> **Exercise requirements**
Collect all lines from the listing that include the string "templates".

> **Data extracts**

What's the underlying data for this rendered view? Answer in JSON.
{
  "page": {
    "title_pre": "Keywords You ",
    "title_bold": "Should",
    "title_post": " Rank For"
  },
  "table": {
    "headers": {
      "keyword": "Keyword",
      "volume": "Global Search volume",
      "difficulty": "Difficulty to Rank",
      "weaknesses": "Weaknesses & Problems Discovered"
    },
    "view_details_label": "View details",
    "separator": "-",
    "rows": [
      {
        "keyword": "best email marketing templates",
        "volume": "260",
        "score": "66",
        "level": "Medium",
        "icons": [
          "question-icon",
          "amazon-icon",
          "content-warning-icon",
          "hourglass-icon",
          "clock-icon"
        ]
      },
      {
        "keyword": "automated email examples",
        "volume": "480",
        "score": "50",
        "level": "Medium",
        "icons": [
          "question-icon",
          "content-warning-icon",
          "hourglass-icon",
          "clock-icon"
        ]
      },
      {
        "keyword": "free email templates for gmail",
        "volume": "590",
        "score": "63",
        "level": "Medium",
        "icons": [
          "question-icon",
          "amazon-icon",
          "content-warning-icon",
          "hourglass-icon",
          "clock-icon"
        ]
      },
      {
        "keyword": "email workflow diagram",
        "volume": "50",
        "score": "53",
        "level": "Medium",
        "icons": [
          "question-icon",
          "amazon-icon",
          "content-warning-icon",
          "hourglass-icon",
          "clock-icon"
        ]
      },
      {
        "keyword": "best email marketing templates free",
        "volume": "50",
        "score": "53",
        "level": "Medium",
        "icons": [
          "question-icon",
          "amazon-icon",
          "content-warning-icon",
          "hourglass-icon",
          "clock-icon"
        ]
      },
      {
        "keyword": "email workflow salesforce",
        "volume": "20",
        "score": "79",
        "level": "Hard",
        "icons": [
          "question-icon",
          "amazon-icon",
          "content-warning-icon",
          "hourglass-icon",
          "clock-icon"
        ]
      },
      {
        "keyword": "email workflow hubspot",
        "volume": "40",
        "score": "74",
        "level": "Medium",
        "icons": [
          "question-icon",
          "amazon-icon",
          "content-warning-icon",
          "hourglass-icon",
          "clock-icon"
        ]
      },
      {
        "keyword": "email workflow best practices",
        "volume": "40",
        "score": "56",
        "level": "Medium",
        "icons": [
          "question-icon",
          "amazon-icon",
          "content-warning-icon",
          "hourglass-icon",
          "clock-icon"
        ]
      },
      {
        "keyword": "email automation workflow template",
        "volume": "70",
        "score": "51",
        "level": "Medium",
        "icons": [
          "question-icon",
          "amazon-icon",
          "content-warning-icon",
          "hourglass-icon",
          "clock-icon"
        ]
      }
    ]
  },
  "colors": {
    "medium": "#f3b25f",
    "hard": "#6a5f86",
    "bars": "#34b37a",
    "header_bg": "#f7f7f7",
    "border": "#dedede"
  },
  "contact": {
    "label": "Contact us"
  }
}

> **Reply to the exercise**
        "keyword": "best email marketing templates",
        "keyword": "free email templates for gmail",
        "keyword": "best email marketing templates free",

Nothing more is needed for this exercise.